- Teen Titans Go!
- Gravity Falls
- The Grim Adventures of Billy & Mandy
- ChalkZone on a few occasions. Sunwoo Entertainment did this in the show's second season as a result of inconsistency; they switched to the show's thinner outline look in season three, and Toonzone Entertainment and Yeson Entertainment gave the show thick outlines during season four (albeit colored instead of black like the show used for the first three seasons). The Oh Yeah! Cartoons short "The Amazin' River" had thicker outlines than the rest of the ChalkZone shorts (and season one), due to it being storyboard artist Bob Boyle's regular style (he later went on to work on The Fairly OddParents and created Yin Yang Yo! and Wow! Wow! Wubbzy, all three utilizing thick line animation).
- Maisy is a prime example of this. Based on simple picture books by Lucy Cousins, the characters and objects are all black lines with generally bright, cheery colors filled in to appeal to the youngest audiences.
- Esurance insurance commercials.
Western Animation - Television
- Ditto for later installments of the webcomic Mac Hall.
- Faye's flashbacks in Questionable Content.
- The entire run of Garanos.
- Cast of Homestuck is normally represented by chibi-like "sprites" with outline, but lose it and gain normal human proportions when in Hero Mode.

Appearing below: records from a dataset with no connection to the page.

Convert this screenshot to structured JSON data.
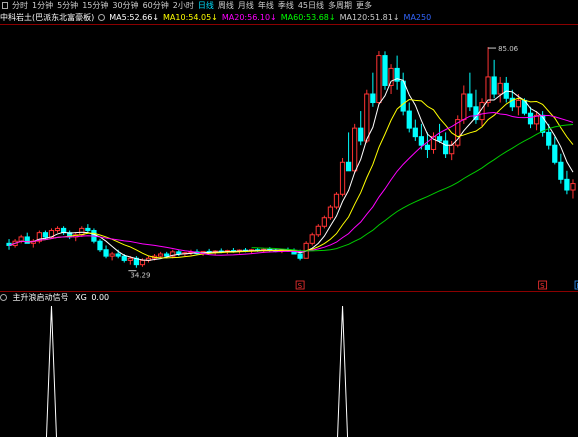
{
  "period_tabs": [
    "分时",
    "1分钟",
    "5分钟",
    "15分钟",
    "30分钟",
    "60分钟",
    "2小时",
    "日线",
    "周线",
    "月线",
    "年线",
    "季线",
    "45日线",
    "多周期",
    "更多"
  ],
  "active_tab": "日线",
  "title": "中科岩土(巴派东北富豪板)",
  "ma": [
    {
      "label": "MA5",
      "value": "52.66",
      "color": "#ffffff"
    },
    {
      "label": "MA10",
      "value": "54.05",
      "color": "#ffff00"
    },
    {
      "label": "MA20",
      "value": "56.10",
      "color": "#ff00ff"
    },
    {
      "label": "MA60",
      "value": "53.68",
      "color": "#00ff00"
    },
    {
      "label": "MA120",
      "value": "51.81",
      "color": "#cccccc"
    },
    {
      "label": "MA250",
      "value": "",
      "color": "#3366ff"
    }
  ],
  "price_high_label": "85.06",
  "price_low_label": "34.29",
  "markers": [
    {
      "text": "S",
      "color": "#ff3333"
    },
    {
      "text": "S",
      "color": "#ff3333"
    },
    {
      "text": "B",
      "color": "#3399ff"
    }
  ],
  "indicator": {
    "name": "主升浪启动信号",
    "value": "0.00",
    "prefix": "XG"
  },
  "colors": {
    "up": "#ff3333",
    "down": "#00ffff",
    "ma5": "#ffffff",
    "ma10": "#ffff00",
    "ma20": "#ff00ff",
    "ma60": "#00cc00",
    "signal": "#ffffff"
  },
  "chart_data": {
    "type": "candlestick",
    "ylim": [
      30,
      90
    ],
    "candles": [
      [
        40,
        41,
        38.5,
        39.5
      ],
      [
        39.5,
        41,
        39,
        40.5
      ],
      [
        40.5,
        42,
        40,
        41.5
      ],
      [
        41.5,
        42.5,
        40,
        40
      ],
      [
        40,
        41,
        39,
        40.5
      ],
      [
        40.5,
        43,
        40,
        42.5
      ],
      [
        42.5,
        43,
        41,
        41.5
      ],
      [
        41.5,
        43.5,
        41,
        43
      ],
      [
        43,
        44,
        42.5,
        43.5
      ],
      [
        43.5,
        44,
        42,
        42.5
      ],
      [
        42.5,
        43,
        41,
        41.5
      ],
      [
        41.5,
        42.5,
        40.5,
        42
      ],
      [
        42,
        44,
        41.5,
        43.5
      ],
      [
        43.5,
        44.5,
        42.5,
        43
      ],
      [
        43,
        43.5,
        40,
        40.5
      ],
      [
        40.5,
        41,
        38,
        38.5
      ],
      [
        38.5,
        39.5,
        36.5,
        37
      ],
      [
        37,
        38,
        36,
        37.5
      ],
      [
        37.5,
        38.5,
        36.5,
        37
      ],
      [
        37,
        37.5,
        35.5,
        36
      ],
      [
        36,
        37,
        35,
        36.5
      ],
      [
        36.5,
        37,
        34.29,
        35
      ],
      [
        35,
        36.5,
        34.5,
        36
      ],
      [
        36,
        37,
        35.5,
        36.5
      ],
      [
        36.5,
        37.5,
        36,
        37
      ],
      [
        37,
        38,
        36.5,
        37.5
      ],
      [
        37.5,
        38,
        36.5,
        37
      ],
      [
        37,
        38.5,
        36.5,
        38
      ],
      [
        38,
        38.5,
        37,
        37.5
      ],
      [
        37.5,
        38,
        37,
        37.8
      ],
      [
        37.8,
        38.5,
        37.2,
        38
      ],
      [
        38,
        38.6,
        37.4,
        37.6
      ],
      [
        37.6,
        38.2,
        37.1,
        38.1
      ],
      [
        38.1,
        38.7,
        37.6,
        37.9
      ],
      [
        37.9,
        38.4,
        37.3,
        38.2
      ],
      [
        38.2,
        38.8,
        37.7,
        38
      ],
      [
        38,
        38.5,
        37.5,
        38.3
      ],
      [
        38.3,
        38.9,
        37.8,
        38.1
      ],
      [
        38.1,
        38.6,
        37.6,
        38.4
      ],
      [
        38.4,
        38.9,
        37.9,
        38.2
      ],
      [
        38.2,
        38.7,
        37.6,
        38.5
      ],
      [
        38.5,
        39,
        38,
        38.3
      ],
      [
        38.3,
        38.8,
        37.8,
        38.6
      ],
      [
        38.6,
        39.1,
        38.1,
        38.4
      ],
      [
        38.4,
        38.9,
        37.9,
        38.2
      ],
      [
        38.2,
        38.7,
        37.7,
        38.5
      ],
      [
        38.5,
        39,
        38,
        38.3
      ],
      [
        38.3,
        38.8,
        37.8,
        37.5
      ],
      [
        37.5,
        38.5,
        36,
        36.5
      ],
      [
        36.5,
        40.5,
        36.5,
        40
      ],
      [
        40,
        42.5,
        39.5,
        42
      ],
      [
        42,
        44.5,
        41.5,
        44
      ],
      [
        44,
        46.5,
        43.5,
        46
      ],
      [
        46,
        49,
        45.5,
        48.5
      ],
      [
        48.5,
        52,
        48,
        51.5
      ],
      [
        51.5,
        60,
        51,
        59
      ],
      [
        59,
        66,
        58,
        57
      ],
      [
        57,
        68,
        56.5,
        67
      ],
      [
        67,
        71,
        63,
        64
      ],
      [
        64,
        76,
        63.5,
        75
      ],
      [
        75,
        80,
        72,
        73
      ],
      [
        73,
        85.06,
        72.5,
        84
      ],
      [
        84,
        85,
        76,
        77
      ],
      [
        77,
        82,
        75,
        81
      ],
      [
        81,
        84,
        76,
        78
      ],
      [
        78,
        80,
        70,
        71
      ],
      [
        71,
        73,
        66,
        67
      ],
      [
        67,
        69,
        64,
        65
      ],
      [
        65,
        68,
        62,
        63
      ],
      [
        63,
        66,
        60,
        62
      ],
      [
        62,
        66,
        61,
        65
      ],
      [
        65,
        68,
        63.5,
        64
      ],
      [
        64,
        66,
        60,
        61
      ],
      [
        61,
        64,
        59.5,
        63
      ],
      [
        63,
        70,
        62.5,
        69
      ],
      [
        69,
        77,
        68,
        75
      ],
      [
        75,
        80,
        71,
        72
      ],
      [
        72,
        76,
        68,
        69
      ],
      [
        69,
        74,
        67.5,
        73
      ],
      [
        73,
        86,
        72,
        79
      ],
      [
        79,
        83,
        74,
        75
      ],
      [
        75,
        79,
        73,
        77.5
      ],
      [
        77.5,
        79,
        73,
        74
      ],
      [
        74,
        76,
        71,
        72
      ],
      [
        72,
        75,
        70,
        73.5
      ],
      [
        73.5,
        74,
        70,
        70.5
      ],
      [
        70.5,
        72,
        67,
        68
      ],
      [
        68,
        71,
        66.5,
        70
      ],
      [
        70,
        71,
        65,
        66
      ],
      [
        66,
        68,
        62,
        63
      ],
      [
        63,
        65,
        58.5,
        59
      ],
      [
        59,
        61,
        54,
        55
      ],
      [
        55,
        57,
        51.5,
        52.5
      ],
      [
        52.5,
        55,
        50.5,
        54
      ]
    ]
  }
}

- The Legend of Zelda: The Wind Waker. Despite being a cel-shaded game, there are no outlines whatsoever, adding to the uniqueness of the particular style of cel-shading the game uses.